__Work order__: Copy all of the data that follows without altering a word.

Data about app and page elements
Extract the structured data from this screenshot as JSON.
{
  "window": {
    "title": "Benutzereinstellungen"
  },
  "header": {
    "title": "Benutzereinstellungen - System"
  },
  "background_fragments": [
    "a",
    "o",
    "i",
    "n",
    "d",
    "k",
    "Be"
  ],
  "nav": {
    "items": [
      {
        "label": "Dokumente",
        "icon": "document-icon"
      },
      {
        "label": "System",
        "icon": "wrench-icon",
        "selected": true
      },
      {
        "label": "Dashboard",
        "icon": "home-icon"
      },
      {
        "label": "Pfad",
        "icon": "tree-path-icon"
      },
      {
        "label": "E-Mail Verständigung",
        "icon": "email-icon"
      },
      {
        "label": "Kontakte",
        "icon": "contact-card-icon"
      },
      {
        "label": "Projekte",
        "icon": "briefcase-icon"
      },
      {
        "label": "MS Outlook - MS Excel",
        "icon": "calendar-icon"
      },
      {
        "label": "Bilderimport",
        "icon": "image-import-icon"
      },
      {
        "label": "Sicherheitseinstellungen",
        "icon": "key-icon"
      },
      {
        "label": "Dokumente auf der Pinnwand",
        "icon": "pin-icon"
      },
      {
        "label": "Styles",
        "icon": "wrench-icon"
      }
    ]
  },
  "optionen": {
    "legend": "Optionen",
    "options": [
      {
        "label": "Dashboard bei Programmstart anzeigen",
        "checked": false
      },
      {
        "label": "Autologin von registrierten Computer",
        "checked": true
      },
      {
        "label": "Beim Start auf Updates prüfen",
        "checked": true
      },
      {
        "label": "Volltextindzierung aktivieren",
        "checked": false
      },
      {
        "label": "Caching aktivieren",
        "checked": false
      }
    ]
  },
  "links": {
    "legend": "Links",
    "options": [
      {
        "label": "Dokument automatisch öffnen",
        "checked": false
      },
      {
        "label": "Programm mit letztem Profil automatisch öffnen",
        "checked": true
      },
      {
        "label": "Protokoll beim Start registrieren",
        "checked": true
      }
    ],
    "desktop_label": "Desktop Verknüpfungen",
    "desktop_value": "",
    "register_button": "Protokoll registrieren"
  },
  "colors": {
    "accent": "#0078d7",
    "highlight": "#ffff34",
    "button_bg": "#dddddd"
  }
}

__Written reply__:
Extract the structured data from this screenshot as JSON.
{
  "window": {
    "title": "Benutzereinstellungen"
  },
  "header": {
    "title": "Benutzereinstellungen - System"
  },
  "background_fragments": [
    "a",
    "o",
    "i",
    "n",
    "d",
    "k",
    "Be"
  ],
  "nav": {
    "items": [
      {
        "label": "Dokumente",
        "icon": "document-icon"
      },
      {
        "label": "System",
        "icon": "wrench-icon",
        "selected": true
      },
      {
        "label": "Dashboard",
        "icon": "home-icon"
      },
      {
        "label": "Pfad",
        "icon": "tree-path-icon"
      },
      {
        "label": "E-Mail Verständigung",
        "icon": "email-icon"
      },
      {
        "label": "Kontakte",
        "icon": "contact-card-icon"
      },
      {
        "label": "Projekte",
        "icon": "briefcase-icon"
      },
      {
        "label": "MS Outlook - MS Excel",
        "icon": "calendar-icon"
      },
      {
        "label": "Bilderimport",
        "icon": "image-import-icon"
      },
      {
        "label": "Sicherheitseinstellungen",
        "icon": "key-icon"
      },
      {
        "label": "Dokumente auf der Pinnwand",
        "icon": "pin-icon"
      },
      {
        "label": "Styles",
        "icon": "wrench-icon"
      }
    ]
  },
  "optionen": {
    "legend": "Optionen",
    "options": [
      {
        "label": "Dashboard bei Programmstart anzeigen",
        "checked": false
      },
      {
        "label": "Autologin von registrierten Computer",
        "checked": true
      },
      {
        "label": "Beim Start auf Updates prüfen",
        "checked": true
      },
      {
        "label": "Volltextindzierung aktivieren",
        "checked": false
      },
      {
        "label": "Caching aktivieren",
        "checked": false
      }
    ]
  },
  "links": {
    "legend": "Links",
    "options": [
      {
        "label": "Dokument automatisch öffnen",
        "checked": false
      },
      {
        "label": "Programm mit letztem Profil automatisch öffnen",
        "checked": true
      },
      {
        "label": "Protokoll beim Start registrieren",
        "checked": true
      }
    ],
    "desktop_label": "Desktop Verknüpfungen",
    "desktop_value": "",
    "register_button": "Protokoll registrieren"
  },
  "colors": {
    "accent": "#0078d7",
    "highlight": "#ffff34",
    "button_bg": "#dddddd"
  }
}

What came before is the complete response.